For 2020, the Ministry of Agriculture’s budget is, once again, cut to IDR 21.05 trillion. Tragically, after the pandemic surfaced, the budget was cut again by IDR 7 trillion, so that the total amount now is only IDR 14 trillion. This budget cut proves that the Government is not sensitive to the threat of a food crisis in the midst of the pandemic.
Instead of getting injections as a priority policy and budget facilities from the Government, the food sector is constantly cutting its budget!
As has been reminded by the ADB (Asia Development Bank), to overcome the food crisis and hunger, Indonesia should encourage increased investment in food security and rural areas. The aim is to push productivity, modernize the food system, and improve the efficiency of the food market.
We need to realize that the food availability of the Indonesian people has been supported by 26.125 million farm households (RTP). Thus, they are very deserving of priority in the provision of aid and economic stimulus by the government, rather than the start-up industry, or other tertiary sectors.
So, what should the Government do to face the threat of a food crisis?
Broadly speaking, there are two sides of the issue when we talk about food, the demand side and the supply side. From the demand side, the Government must encourage the diversification of food from rice and wheat to other food ingredients. Indonesia actually has a lot of food sources, both tubers and other plantation products. This pandemic should’ve been able to force us to start utilizing alternative food sources besides rice and wheat. With the diversification of food, it means that we have cut off dependency on only one food ingredient.
Meanwhile, from the supply side the Government must immediately provide incentives and production assistance for farmers. As was the case when we suffered a rice crisis in 1969, good price incentives have proven to double rice production. Provision of aid for production facilities, such as agricultural machinery, seeds, fertilizers, livestock food, veterinary medicines, and other production facilities, must be accelerated.
The recession that is now impacting us should bring us to the realization that the real backbone of our economy is actually agriculture and agro-industry. Thus, the Government’s development spending should be allocated for production infrastructure, and not for consumption infrastructure, as promoted over the past five years.
Still from the supply side, the Government needs to immediately revitalize the role of the National Logistics Agency (Bulog) again as the main chain in the supply chain of National Food Supply.

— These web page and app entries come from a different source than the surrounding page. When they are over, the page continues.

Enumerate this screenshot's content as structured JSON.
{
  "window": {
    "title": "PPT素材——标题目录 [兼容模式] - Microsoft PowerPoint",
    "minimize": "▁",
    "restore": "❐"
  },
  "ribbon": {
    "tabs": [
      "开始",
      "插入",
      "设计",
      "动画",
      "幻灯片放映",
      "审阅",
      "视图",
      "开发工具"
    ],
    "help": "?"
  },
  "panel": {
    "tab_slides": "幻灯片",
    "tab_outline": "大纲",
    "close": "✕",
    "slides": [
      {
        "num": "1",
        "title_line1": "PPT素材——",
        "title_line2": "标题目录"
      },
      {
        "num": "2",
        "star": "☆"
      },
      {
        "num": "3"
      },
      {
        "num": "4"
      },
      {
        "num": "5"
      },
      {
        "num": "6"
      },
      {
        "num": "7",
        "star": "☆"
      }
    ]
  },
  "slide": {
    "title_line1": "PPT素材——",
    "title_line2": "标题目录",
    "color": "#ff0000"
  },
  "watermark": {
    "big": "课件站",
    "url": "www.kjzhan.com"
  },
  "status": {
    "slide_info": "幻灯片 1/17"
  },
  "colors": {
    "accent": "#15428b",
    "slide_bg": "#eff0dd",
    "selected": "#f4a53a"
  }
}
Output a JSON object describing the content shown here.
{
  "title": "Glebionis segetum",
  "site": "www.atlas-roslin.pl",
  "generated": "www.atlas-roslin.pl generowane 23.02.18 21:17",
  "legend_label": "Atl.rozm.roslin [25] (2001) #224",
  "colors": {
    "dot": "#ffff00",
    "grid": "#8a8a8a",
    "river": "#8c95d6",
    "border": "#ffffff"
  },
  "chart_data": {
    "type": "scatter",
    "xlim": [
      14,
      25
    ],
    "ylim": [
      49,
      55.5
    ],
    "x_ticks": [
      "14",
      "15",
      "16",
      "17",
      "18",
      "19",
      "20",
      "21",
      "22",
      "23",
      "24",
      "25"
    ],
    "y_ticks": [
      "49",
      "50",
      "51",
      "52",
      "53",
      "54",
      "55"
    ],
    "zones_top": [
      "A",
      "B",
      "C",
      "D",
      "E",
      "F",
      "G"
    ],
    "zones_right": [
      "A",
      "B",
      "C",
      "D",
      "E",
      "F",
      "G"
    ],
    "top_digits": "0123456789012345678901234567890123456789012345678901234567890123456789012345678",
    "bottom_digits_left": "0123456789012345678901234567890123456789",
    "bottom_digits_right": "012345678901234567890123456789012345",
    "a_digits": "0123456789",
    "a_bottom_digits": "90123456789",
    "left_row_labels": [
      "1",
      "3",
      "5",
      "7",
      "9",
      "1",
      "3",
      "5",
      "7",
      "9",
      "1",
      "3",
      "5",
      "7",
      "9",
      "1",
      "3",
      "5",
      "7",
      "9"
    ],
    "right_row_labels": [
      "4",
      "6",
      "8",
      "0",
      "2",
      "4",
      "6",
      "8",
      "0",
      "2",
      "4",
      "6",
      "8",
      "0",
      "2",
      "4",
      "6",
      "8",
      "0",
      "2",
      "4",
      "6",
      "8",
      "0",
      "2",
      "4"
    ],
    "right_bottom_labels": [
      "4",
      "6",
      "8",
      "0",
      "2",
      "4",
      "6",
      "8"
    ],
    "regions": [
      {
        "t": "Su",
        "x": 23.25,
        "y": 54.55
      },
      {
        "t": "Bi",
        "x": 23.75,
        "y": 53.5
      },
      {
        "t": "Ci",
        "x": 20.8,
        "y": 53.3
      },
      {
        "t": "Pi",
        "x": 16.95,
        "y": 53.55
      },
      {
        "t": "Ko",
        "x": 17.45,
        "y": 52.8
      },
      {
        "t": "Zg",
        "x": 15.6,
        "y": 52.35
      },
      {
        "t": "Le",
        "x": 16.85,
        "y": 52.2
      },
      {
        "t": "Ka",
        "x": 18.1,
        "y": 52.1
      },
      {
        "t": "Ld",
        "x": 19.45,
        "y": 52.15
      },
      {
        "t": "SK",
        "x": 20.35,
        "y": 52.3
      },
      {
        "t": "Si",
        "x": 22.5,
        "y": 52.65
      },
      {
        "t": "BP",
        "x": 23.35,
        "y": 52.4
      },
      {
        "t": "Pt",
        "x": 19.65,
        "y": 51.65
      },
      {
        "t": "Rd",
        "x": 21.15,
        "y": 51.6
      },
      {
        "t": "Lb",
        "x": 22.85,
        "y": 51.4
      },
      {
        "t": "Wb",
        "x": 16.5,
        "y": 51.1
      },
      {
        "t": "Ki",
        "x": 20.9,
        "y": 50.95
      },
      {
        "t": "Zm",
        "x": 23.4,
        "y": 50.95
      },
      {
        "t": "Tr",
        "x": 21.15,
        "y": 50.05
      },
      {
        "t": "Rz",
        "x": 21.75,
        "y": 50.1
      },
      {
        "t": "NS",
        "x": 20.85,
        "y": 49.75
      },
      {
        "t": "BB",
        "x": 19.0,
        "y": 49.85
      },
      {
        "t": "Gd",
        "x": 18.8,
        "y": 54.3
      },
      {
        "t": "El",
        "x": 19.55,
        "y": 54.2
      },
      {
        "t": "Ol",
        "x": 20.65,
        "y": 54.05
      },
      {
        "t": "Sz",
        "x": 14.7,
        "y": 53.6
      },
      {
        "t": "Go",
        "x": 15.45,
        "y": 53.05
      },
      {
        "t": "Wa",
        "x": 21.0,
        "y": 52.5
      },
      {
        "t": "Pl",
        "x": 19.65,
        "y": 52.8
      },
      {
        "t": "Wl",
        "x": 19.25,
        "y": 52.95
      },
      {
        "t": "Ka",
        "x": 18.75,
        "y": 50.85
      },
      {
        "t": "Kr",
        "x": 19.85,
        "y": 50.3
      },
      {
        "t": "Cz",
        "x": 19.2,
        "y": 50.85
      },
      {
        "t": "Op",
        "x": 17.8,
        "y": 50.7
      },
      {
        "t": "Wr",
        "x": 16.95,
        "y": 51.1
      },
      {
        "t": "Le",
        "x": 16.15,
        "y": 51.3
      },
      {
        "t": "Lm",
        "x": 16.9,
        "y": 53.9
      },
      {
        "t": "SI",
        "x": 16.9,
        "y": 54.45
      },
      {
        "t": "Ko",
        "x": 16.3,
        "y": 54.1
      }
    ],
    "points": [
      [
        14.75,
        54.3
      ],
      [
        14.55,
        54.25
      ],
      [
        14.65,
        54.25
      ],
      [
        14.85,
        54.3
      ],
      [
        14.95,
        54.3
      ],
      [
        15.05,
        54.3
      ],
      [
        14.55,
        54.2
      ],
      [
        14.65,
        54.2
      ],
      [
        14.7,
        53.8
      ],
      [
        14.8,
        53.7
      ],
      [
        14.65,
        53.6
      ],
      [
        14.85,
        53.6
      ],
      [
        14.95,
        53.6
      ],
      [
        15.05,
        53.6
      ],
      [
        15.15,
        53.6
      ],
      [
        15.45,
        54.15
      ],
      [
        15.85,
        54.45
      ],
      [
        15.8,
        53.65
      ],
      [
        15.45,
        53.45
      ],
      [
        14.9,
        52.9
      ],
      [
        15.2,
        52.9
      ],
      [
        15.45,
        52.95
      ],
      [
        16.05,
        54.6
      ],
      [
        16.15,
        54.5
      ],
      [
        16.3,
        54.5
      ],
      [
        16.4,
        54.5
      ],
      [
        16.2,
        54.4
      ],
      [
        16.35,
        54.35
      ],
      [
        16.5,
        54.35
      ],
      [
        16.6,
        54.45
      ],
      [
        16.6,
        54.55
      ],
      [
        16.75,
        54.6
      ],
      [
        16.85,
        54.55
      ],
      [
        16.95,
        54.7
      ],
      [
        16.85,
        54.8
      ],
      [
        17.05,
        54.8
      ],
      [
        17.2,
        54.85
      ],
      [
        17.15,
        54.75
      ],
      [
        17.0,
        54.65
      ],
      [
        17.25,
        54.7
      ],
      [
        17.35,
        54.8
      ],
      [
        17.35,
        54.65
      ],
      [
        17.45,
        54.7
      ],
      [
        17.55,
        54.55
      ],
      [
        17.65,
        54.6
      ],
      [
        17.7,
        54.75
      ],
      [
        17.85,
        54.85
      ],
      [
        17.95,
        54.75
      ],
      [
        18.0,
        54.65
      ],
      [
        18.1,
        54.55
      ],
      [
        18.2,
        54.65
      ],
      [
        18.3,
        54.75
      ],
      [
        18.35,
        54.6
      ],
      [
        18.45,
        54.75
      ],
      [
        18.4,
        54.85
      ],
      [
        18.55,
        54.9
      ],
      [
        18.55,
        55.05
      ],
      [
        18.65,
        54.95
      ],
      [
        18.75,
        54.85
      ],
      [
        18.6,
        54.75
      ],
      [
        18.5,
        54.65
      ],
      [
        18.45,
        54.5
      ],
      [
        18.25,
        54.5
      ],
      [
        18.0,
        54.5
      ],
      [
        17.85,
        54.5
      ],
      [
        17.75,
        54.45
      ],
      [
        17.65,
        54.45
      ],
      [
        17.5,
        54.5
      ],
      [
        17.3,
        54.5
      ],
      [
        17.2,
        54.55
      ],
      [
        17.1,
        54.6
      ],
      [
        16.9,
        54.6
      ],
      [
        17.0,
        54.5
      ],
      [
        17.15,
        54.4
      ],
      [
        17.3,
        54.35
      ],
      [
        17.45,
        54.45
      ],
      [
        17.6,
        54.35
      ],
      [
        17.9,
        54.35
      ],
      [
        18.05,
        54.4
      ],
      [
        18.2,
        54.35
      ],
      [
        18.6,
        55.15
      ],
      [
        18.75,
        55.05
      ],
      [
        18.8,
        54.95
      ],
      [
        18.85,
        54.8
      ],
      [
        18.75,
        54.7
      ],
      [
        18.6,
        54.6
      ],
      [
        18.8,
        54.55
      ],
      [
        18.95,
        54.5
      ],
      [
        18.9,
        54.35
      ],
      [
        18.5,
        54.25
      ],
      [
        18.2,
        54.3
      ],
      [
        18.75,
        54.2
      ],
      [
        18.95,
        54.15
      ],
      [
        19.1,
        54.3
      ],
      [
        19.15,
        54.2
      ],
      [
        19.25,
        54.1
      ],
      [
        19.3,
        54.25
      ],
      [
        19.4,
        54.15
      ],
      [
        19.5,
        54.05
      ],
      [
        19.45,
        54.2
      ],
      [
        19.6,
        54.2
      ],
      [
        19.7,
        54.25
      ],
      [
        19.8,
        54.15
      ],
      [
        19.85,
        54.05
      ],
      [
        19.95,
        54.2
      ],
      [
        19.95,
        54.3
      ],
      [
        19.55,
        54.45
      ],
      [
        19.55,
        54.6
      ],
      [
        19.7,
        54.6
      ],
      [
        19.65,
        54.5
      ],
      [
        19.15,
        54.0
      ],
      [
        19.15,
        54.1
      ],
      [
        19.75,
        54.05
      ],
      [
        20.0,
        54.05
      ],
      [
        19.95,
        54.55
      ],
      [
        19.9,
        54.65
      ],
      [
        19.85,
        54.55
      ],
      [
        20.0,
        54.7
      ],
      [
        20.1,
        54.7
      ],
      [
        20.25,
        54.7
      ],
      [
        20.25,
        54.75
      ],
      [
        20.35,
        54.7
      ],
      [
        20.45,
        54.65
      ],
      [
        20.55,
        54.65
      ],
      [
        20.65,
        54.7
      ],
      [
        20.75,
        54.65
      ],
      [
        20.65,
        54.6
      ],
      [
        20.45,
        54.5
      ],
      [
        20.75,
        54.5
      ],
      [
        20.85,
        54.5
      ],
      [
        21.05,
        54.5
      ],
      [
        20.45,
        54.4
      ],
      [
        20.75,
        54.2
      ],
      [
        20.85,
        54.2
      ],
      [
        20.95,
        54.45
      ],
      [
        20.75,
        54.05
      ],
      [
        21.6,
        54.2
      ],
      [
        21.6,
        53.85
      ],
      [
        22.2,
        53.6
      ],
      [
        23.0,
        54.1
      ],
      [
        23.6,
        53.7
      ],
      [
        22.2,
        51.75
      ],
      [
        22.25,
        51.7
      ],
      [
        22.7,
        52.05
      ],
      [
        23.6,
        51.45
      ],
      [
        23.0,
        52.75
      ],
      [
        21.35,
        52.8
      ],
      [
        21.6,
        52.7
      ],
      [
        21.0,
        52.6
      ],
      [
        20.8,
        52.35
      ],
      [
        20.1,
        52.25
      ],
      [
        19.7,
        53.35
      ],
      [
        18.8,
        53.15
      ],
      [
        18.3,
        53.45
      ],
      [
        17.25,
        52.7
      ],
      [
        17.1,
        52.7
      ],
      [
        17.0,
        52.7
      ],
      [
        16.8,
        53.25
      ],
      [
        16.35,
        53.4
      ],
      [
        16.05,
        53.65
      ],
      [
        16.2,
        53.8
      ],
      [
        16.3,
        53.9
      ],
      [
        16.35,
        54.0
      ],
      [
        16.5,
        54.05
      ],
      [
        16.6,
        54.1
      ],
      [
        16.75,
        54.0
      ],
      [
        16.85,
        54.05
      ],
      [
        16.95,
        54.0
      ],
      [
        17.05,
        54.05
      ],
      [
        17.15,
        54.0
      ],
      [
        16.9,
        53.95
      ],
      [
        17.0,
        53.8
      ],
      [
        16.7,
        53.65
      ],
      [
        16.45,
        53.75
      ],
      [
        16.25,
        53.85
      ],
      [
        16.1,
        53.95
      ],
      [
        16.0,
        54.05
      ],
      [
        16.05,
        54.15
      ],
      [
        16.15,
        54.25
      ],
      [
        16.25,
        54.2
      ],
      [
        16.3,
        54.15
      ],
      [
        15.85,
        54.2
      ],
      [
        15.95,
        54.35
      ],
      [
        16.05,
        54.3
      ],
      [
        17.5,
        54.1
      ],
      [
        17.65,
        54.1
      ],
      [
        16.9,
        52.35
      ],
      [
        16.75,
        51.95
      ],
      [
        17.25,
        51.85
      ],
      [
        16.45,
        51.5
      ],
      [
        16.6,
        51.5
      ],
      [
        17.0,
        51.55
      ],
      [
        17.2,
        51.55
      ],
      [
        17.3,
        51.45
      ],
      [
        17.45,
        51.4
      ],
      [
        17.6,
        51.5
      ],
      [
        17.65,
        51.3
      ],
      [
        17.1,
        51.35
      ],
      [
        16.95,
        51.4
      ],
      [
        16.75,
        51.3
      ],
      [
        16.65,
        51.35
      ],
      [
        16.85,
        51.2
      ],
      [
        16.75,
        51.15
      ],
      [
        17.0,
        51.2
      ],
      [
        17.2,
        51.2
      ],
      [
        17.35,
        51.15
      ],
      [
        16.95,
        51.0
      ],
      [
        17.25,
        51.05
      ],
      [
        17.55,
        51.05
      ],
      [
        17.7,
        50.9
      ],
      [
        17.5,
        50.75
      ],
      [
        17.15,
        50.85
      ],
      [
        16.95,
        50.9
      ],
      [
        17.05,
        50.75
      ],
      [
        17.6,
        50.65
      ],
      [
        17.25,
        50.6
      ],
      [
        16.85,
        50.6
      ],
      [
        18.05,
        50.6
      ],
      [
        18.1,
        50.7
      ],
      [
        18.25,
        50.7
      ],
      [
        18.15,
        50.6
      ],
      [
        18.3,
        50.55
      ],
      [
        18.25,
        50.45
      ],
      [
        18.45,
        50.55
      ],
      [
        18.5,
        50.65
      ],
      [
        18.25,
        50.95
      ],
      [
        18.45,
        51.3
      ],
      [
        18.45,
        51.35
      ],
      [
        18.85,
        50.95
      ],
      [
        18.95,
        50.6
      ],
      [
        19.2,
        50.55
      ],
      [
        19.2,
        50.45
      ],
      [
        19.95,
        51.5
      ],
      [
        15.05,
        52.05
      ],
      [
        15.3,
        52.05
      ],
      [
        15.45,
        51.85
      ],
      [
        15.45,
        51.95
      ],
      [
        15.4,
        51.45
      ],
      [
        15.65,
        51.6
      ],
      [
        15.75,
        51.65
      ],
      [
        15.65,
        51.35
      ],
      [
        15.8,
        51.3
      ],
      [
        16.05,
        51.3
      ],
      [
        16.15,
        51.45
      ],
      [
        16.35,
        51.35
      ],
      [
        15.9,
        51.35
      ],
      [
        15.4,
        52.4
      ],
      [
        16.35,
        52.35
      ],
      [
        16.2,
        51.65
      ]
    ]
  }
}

The government must be able to encourage Bulog, SOEs, or ROEs, to participate in absorbing farm production and distributing it to consumers, so that farmers’ access to the market is not interrupted during quarantine and social restrictions.
Once again, besides the health sector, President Joko Widodo’s priority should be the food sector, and not other sectors. (Tarli Nugroho)
Tarli Nugroho, is a graduate of UGM, where he receive his Bachelor in Agricultural Technology and Masters degree in Agricultural Economy. He is currently Deputy Secretary General of HKTI (Indonesian Farmers Harmony Association) and a Senior researcher at Insitute of Policy Studies.